It's the second filing period in a row in which de Blasio out-raised his rivals. [David Chen]
Scott Stringer raised $3.67 million and has $3.28 million on hand. [Associated Press]
John Liu spent $200,000 in six months on legal bills. [Ben Lesser, Erin Durkin and Tina Moore]
That's more than half of Liu's expenses. [Michael Howard Saul]
"City Council Speaker Christine Quinn toughened her stance against Con Edison after labor leaders pressured her, several sources told The Post." [Sally Goldenberg]
Republican challenger Dan Halloran raised only $18,915, compared to Democratic challenger Grace Meng's $754,685. [Nigel Chiwaya]
Juan Gonzalez: "There were hundreds of people who actually cast votes that were not counted." ["Inside City Hall"]
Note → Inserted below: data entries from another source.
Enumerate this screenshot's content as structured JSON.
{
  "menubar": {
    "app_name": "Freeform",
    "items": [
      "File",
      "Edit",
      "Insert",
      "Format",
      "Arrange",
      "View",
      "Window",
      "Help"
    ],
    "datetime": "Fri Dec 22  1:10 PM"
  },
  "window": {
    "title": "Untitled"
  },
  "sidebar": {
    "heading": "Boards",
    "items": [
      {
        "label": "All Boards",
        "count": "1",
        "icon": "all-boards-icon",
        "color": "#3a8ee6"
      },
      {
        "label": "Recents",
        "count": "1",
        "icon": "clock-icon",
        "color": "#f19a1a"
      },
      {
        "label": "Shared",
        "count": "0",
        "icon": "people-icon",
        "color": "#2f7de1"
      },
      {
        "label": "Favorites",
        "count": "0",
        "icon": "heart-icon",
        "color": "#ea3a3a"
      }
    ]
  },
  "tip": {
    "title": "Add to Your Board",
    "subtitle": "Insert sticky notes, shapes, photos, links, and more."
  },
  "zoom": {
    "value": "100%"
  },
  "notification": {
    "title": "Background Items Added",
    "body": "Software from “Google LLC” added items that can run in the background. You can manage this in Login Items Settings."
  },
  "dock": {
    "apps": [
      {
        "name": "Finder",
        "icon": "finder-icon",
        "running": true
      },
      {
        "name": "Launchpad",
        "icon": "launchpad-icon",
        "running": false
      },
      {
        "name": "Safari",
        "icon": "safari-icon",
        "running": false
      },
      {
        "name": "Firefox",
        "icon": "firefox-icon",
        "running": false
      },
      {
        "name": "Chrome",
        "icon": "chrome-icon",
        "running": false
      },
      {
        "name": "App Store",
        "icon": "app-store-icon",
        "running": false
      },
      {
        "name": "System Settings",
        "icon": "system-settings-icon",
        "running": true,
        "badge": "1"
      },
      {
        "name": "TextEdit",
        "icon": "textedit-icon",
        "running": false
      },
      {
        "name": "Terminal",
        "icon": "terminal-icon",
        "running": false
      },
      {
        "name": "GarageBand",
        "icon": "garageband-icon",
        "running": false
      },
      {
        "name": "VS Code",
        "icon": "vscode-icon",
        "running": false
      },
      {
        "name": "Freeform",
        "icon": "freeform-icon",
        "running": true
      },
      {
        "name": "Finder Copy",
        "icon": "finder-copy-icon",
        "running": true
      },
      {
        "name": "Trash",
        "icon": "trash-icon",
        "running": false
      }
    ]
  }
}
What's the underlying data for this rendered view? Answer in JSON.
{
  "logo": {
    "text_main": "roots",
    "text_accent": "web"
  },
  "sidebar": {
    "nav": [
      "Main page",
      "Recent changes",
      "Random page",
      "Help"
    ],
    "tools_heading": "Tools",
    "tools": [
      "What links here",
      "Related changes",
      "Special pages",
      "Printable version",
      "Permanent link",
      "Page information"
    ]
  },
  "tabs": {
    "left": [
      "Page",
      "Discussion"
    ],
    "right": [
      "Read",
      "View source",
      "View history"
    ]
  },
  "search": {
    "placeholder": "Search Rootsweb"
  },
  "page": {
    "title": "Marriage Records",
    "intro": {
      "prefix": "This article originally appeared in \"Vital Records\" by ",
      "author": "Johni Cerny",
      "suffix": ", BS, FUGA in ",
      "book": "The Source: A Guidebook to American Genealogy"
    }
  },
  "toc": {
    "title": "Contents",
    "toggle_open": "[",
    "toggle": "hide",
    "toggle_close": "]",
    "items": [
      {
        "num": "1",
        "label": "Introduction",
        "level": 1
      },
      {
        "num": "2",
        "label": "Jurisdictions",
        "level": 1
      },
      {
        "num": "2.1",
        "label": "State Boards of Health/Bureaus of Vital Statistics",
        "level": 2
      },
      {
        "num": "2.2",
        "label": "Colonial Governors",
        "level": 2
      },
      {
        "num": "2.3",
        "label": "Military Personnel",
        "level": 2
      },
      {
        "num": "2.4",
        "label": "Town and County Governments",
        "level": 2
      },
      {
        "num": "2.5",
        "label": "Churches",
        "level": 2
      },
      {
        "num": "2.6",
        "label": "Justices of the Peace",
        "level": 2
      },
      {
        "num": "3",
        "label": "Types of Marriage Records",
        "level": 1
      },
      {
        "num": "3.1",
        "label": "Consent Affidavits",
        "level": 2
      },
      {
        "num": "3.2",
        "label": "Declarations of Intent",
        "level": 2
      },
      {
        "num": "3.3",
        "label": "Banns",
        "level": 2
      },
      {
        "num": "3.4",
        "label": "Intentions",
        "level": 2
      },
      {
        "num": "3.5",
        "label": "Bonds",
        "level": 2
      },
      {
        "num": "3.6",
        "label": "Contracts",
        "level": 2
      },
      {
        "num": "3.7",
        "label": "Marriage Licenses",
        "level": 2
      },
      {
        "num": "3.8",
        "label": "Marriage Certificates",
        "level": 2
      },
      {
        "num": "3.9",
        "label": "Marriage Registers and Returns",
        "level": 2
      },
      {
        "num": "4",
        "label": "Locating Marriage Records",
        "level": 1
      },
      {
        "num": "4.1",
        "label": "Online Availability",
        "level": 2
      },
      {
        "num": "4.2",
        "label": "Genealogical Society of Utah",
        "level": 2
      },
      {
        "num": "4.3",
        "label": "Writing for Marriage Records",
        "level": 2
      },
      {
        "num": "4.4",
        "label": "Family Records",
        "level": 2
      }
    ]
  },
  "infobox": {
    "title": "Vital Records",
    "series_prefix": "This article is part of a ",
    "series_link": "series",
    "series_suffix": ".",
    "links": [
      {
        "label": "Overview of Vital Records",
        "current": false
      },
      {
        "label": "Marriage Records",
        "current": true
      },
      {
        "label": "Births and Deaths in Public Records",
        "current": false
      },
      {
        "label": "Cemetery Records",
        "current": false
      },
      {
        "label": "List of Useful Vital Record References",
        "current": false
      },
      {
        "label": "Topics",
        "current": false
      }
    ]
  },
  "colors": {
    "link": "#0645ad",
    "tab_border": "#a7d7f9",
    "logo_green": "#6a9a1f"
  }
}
Democratic challenger Sean Patrick Maloney visited a local business with Rep. James Clyburn. [MidHudsonNews.com]
Democratic challenger Dan Maffei has $115,000 more in the bank than freshman Republican congresswoman Anne Marie Buerkle. [Mark Weiner]
Nine of Andrew Cuomo's donors used the L.L.C. loophole to contribute more than the state's maximum contribution limit. [Ken Lovett]
Two thirds of Cuomo donations were for $1,000 or more. A spokesman said, "The only events we have done this cycle are high-donor events." [Danny Hakim]
Cuomo and his aides leave few traces of their communications, rarely use email for substantive work and rely on Blackberry PIN messages which leave no trace of what was said. [Thomas Kaplan]
Cuomo has yet to sign into law the I-STOP legislation, which State Senator Andrew Lanza and State Attorney General Eric Schneiderman said should be a model for the rest of the country. [Associated Press]
Councilwoman Maria Del Carmen Arroyo paid her husband $15,000 through her campaign. [Erin Durkin]
Fox anchor Greg Kelly still can't sleep late, despite moving from morning broadcasting to hosting the evening news. [Cindy Adams]
Eliot Spitzer defends his prosecution of AIG's Hank Greenberg, despite what Maria Bartiromo says. [CurrentTV.com]